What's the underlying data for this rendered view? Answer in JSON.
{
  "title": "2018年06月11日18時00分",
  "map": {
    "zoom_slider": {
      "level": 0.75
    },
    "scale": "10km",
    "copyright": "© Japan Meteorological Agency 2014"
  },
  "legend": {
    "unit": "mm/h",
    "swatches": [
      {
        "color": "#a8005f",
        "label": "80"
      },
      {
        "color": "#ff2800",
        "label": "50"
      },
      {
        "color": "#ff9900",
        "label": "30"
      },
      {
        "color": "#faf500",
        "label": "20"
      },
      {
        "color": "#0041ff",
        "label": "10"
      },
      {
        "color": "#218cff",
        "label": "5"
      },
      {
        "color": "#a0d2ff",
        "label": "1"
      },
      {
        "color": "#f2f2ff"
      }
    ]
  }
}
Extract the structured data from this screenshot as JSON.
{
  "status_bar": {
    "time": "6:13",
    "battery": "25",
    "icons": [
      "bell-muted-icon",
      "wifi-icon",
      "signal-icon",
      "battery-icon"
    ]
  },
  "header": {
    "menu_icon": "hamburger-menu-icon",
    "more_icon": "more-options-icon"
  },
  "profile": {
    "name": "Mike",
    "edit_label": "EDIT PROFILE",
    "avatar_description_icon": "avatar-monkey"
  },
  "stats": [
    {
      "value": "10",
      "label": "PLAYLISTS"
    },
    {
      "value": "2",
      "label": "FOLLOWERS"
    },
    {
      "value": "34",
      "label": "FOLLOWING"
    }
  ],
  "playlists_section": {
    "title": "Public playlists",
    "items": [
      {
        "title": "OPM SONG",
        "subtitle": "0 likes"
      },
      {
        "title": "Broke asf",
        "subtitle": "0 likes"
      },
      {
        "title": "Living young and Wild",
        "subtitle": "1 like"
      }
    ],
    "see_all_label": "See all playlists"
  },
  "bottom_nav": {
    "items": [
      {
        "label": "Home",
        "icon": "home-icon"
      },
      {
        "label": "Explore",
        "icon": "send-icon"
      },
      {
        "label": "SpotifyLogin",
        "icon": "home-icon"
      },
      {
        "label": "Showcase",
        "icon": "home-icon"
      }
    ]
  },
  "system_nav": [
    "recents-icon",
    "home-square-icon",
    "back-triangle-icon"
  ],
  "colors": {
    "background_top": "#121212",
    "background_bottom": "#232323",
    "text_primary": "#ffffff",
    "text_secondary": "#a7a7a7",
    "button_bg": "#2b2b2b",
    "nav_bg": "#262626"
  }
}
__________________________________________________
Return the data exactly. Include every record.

What's the underlying data for this rendered view? Answer in JSON.
{
  "title": "2018年06月11日18時00分",
  "map": {
    "zoom_slider": {
      "level": 0.75
    },
    "scale": "10km",
    "copyright": "© Japan Meteorological Agency 2014"
  },
  "legend": {
    "unit": "mm/h",
    "swatches": [
      {
        "color": "#a8005f",
        "label": "80"
      },
      {
        "color": "#ff2800",
        "label": "50"
      },
      {
        "color": "#ff9900",
        "label": "30"
      },
      {
        "color": "#faf500",
        "label": "20"
      },
      {
        "color": "#0041ff",
        "label": "10"
      },
      {
        "color": "#218cff",
        "label": "5"
      },
      {
        "color": "#a0d2ff",
        "label": "1"
      },
      {
        "color": "#f2f2ff"
      }
    ]
  }
}
Extract the structured data from this screenshot as JSON.
{
  "status_bar": {
    "time": "6:13",
    "battery": "25",
    "icons": [
      "bell-muted-icon",
      "wifi-icon",
      "signal-icon",
      "battery-icon"
    ]
  },
  "header": {
    "menu_icon": "hamburger-menu-icon",
    "more_icon": "more-options-icon"
  },
  "profile": {
    "name": "Mike",
    "edit_label": "EDIT PROFILE",
    "avatar_description_icon": "avatar-monkey"
  },
  "stats": [
    {
      "value": "10",
      "label": "PLAYLISTS"
    },
    {
      "value": "2",
      "label": "FOLLOWERS"
    },
    {
      "value": "34",
      "label": "FOLLOWING"
    }
  ],
  "playlists_section": {
    "title": "Public playlists",
    "items": [
      {
        "title": "OPM SONG",
        "subtitle": "0 likes"
      },
      {
        "title": "Broke asf",
        "subtitle": "0 likes"
      },
      {
        "title": "Living young and Wild",
        "subtitle": "1 like"
      }
    ],
    "see_all_label": "See all playlists"
  },
  "bottom_nav": {
    "items": [
      {
        "label": "Home",
        "icon": "home-icon"
      },
      {
        "label": "Explore",
        "icon": "send-icon"
      },
      {
        "label": "SpotifyLogin",
        "icon": "home-icon"
      },
      {
        "label": "Showcase",
        "icon": "home-icon"
      }
    ]
  },
  "system_nav": [
    "recents-icon",
    "home-square-icon",
    "back-triangle-icon"
  ],
  "colors": {
    "background_top": "#121212",
    "background_bottom": "#232323",
    "text_primary": "#ffffff",
    "text_secondary": "#a7a7a7",
    "button_bg": "#2b2b2b",
    "nav_bg": "#262626"
  }
}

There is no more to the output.